The White House
Office of the Press Secretary
Statement on the Employment Situation in May
WASHINGTON, DC – Alan B. Krueger, Chairman of the Council of Economic Advisers, issued the following statement today on the employment situation in May. You can view the statement HERE.
The Employment Situation in May
Posted by Alan B. Krueger on June 1, 2012 at 9:34AM EDT
Problems in the job market were long in the making and will not be solved overnight. The economy lost jobs for 25 straight months beginning in February 2008, and over 8 million jobs were lost as a result of the Great Recession. We are still fighting back from the worst economic crisis since the Great Depression.
Today we learned that the economy has added private sector jobs for 27 straight months, for a total of 4.3 million payroll jobs over that period. The economy is growing but it is not growing fast enough. BLS’s establishment survey shows that private businesses added 82,000 jobs last month, and overall non-farm payroll employment rose by 69,000. The unemployment rate ticked up from 8.1% in April to 8.2% in May, according to BLS’s household survey. However, the labor force participation rate increased 0.2 percentage point to 63.8%, and employment rose by 422,000 according to the household survey.
There is much more work that remains to be done to repair the damage caused by the financial crisis and deep recession that began at the end of 2007. Just like last year at this time, our economy is facing serious headwinds, including the crisis in Europe and a spike in gas prices that hit American families’ finances over the past months. It is critical that we continue the President’s economic policies that are helping us dig our way out of the deep hole that was caused by the severe recession.

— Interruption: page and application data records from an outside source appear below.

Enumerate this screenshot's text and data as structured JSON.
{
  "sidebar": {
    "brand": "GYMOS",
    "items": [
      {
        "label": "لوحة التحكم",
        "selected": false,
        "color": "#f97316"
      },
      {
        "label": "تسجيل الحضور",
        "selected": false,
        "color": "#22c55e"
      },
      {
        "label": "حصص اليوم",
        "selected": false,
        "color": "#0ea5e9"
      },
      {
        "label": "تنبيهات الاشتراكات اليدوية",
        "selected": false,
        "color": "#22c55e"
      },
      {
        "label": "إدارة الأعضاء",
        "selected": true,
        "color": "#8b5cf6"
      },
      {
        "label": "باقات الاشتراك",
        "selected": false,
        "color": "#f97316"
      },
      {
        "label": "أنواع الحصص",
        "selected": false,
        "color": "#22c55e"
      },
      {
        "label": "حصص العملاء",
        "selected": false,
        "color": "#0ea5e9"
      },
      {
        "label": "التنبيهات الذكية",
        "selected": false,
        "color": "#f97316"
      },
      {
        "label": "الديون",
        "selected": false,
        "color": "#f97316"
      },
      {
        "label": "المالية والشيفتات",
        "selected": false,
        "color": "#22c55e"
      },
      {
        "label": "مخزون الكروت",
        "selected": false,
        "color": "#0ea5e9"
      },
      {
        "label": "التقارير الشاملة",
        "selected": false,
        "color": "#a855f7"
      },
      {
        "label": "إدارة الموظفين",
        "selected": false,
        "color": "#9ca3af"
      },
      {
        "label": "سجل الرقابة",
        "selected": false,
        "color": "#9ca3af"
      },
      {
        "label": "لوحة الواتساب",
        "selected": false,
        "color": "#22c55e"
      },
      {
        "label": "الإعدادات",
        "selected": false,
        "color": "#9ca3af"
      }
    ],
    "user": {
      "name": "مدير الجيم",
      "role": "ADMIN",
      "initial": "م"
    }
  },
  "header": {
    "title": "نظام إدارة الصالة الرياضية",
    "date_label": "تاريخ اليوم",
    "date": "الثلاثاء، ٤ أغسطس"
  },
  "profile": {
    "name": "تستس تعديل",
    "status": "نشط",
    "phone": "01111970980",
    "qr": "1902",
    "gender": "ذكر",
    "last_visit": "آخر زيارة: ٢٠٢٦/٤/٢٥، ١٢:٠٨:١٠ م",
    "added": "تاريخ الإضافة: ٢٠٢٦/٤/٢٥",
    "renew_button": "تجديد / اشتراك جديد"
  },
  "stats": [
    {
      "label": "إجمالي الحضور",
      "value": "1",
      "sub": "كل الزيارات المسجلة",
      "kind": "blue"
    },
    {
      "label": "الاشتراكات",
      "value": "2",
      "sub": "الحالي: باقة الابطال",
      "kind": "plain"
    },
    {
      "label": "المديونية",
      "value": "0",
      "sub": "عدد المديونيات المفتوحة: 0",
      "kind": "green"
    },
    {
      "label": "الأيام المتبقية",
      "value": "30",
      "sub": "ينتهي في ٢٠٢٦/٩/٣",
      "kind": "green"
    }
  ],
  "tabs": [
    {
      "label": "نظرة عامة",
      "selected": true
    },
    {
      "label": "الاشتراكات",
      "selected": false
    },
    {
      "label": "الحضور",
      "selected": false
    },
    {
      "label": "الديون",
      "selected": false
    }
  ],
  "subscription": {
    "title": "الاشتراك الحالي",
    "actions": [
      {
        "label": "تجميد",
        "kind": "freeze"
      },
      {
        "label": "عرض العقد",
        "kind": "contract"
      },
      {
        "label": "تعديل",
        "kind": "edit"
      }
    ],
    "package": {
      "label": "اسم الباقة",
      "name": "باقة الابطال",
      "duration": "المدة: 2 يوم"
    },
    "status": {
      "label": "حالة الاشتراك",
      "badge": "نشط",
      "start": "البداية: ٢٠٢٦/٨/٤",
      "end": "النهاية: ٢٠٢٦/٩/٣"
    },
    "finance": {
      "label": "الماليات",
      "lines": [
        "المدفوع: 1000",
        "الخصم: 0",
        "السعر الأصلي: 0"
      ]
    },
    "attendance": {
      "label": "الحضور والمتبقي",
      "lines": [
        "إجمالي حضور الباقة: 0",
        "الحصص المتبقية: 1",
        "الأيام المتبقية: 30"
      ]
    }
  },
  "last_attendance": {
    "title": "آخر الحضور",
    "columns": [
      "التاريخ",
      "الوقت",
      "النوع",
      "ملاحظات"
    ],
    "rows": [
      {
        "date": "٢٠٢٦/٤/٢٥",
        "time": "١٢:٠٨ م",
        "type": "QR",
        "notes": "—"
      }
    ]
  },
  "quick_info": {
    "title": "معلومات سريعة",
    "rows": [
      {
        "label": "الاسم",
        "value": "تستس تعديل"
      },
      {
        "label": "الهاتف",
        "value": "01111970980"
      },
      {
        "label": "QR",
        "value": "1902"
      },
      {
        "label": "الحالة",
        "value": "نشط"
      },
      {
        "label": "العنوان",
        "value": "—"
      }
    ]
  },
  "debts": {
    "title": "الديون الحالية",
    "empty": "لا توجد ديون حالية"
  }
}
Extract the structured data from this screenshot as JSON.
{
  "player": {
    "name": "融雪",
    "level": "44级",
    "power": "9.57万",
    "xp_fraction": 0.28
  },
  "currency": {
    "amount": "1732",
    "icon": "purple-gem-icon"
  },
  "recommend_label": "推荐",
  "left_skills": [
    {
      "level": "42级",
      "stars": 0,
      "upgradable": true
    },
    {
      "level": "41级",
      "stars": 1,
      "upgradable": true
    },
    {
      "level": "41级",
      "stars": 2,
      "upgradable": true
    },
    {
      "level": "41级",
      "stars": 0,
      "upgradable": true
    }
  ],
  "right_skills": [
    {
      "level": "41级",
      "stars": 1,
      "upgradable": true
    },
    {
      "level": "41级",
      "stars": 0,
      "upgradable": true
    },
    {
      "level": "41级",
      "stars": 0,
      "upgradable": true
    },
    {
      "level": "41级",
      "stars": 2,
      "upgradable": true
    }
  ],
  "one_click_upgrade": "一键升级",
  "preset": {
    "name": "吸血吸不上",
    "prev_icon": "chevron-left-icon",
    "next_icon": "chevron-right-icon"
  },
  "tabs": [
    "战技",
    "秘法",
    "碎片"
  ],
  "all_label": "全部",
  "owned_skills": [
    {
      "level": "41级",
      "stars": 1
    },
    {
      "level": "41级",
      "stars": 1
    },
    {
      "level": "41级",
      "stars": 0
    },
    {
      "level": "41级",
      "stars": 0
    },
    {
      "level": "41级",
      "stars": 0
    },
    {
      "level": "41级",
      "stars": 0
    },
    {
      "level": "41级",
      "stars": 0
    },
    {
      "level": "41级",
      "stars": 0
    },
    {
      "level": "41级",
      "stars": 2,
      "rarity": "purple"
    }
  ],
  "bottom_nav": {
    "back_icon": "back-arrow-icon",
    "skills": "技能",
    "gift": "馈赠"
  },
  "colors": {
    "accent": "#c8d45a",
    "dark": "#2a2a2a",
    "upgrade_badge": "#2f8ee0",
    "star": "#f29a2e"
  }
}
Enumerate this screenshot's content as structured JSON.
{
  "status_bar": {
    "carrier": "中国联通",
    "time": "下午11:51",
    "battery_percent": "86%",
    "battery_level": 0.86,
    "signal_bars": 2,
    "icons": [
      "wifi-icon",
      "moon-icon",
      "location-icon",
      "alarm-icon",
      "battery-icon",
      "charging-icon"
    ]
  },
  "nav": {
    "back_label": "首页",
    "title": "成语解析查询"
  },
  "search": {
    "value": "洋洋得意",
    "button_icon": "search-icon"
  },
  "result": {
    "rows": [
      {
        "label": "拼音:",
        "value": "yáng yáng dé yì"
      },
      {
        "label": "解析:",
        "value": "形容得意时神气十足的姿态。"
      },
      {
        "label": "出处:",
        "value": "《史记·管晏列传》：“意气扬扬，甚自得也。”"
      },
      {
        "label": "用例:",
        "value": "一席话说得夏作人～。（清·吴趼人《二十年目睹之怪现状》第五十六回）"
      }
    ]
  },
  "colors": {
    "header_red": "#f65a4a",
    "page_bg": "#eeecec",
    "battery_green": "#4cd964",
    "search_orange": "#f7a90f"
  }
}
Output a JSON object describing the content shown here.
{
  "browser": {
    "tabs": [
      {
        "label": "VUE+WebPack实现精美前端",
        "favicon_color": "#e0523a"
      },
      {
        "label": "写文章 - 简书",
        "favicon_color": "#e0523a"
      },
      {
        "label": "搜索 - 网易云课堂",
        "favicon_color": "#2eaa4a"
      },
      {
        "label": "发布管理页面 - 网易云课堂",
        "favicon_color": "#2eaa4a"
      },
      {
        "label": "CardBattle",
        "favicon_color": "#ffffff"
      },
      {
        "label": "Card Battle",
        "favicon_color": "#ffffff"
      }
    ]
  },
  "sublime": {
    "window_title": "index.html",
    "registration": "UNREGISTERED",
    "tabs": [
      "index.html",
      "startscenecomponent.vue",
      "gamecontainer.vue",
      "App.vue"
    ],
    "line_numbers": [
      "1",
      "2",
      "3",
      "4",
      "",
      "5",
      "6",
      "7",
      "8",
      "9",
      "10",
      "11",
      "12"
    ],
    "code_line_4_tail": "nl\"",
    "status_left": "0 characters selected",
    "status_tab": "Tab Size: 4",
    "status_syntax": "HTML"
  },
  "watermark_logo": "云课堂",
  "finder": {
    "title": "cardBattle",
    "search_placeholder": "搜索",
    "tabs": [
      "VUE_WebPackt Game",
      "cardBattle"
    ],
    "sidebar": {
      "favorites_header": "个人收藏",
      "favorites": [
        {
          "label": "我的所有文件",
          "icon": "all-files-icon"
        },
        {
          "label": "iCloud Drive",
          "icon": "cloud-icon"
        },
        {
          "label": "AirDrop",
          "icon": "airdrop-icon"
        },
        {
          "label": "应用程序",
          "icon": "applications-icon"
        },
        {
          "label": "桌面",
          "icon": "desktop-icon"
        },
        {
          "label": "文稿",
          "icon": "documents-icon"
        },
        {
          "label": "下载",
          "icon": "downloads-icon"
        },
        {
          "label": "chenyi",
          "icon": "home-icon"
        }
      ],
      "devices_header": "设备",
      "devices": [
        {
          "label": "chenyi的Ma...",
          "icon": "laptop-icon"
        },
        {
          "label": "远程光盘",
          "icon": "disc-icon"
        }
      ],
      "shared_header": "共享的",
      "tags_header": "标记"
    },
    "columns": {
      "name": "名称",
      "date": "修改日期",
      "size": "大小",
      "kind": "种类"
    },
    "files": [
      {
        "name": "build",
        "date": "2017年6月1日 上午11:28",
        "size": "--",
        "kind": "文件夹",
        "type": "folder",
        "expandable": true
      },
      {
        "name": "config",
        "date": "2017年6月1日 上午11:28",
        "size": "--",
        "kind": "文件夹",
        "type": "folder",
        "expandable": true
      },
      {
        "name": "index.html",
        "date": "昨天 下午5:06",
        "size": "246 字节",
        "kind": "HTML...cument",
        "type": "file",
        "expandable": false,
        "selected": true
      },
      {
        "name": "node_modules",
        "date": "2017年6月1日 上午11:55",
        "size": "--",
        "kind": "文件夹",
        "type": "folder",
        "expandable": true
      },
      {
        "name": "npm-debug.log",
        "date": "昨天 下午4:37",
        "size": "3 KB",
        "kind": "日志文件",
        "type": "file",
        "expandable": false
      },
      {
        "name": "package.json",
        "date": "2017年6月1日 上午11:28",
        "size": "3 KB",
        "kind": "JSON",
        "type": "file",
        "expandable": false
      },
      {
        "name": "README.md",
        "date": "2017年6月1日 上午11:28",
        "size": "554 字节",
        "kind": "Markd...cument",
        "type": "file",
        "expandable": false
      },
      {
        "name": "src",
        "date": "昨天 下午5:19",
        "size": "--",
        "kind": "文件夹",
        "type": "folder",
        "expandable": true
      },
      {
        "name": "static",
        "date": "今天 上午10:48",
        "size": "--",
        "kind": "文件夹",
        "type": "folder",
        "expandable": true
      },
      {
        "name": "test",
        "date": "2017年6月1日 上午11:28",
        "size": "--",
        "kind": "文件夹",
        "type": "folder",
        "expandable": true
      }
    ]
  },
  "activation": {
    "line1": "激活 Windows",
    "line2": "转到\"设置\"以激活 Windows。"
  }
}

In the American Jobs Act and in the State of the Union Address, the President put forward a number of proposals to create jobs and strengthen the economy, including proposals that would put teachers back in the classroom and cops on the beat, and put our nation’s construction workers back on the job rebuilding our nation’s infrastructure. The President has also proposed a “To-Do List” of actions that Congress should take to create jobs and help restore middle-class security. This includes eliminating tax incentives to ship jobs overseas, cutting red tape so responsible homeowners can refinance, giving small businesses that increase employment or wages a 10 percent income tax credit, investing in affordable clean energy, and helping returning veterans find work. The President is in Minneapolis today to announce a new executive action that will establish private sector partnerships to help military service members acquire recognized occupational credentials—as welders, as machinists, and ultimately in a broader range of occupations. These partnerships will help service members find private sector jobs once they leave the military, and they will help firms in manufacturing and other industries that need workers to fill their vacant positions.
Manufacturing employment continues to expand and manufacturers added 12,000 jobs in May. After losing millions of good manufacturing jobs in the years before and during the recession, the economy has added 495,000 manufacturing jobs since January 2010--the strongest growth for any 28-month period since April 1995. To continue the revival in manufacturing jobs and output, the President has proposed tax incentives for manufacturers, enhanced training for the workforce, and measures to create manufacturing hubs and encourage the growing trend of insourcing.
Other sectors with net job increases included education and health services (+46,000), transportation and warehousing (+35,600), wholesale trade (+15,900), and temporary help services (+9,200). Construction lost 28,000 jobs, accounting services lost 14,000 jobs, government lost 13,000 jobs, and leisure and hospitality lost 9,000 jobs. State and local governments shed 8,000 jobs, mostly in education.
As the Administration stresses every month, the monthly employment and unemployment figures can be volatile, and employment estimates can be subject to substantial revision. Therefore, it is important not to read too much into any one monthly report and it is helpful to consider each report in the context of other data that are becoming available.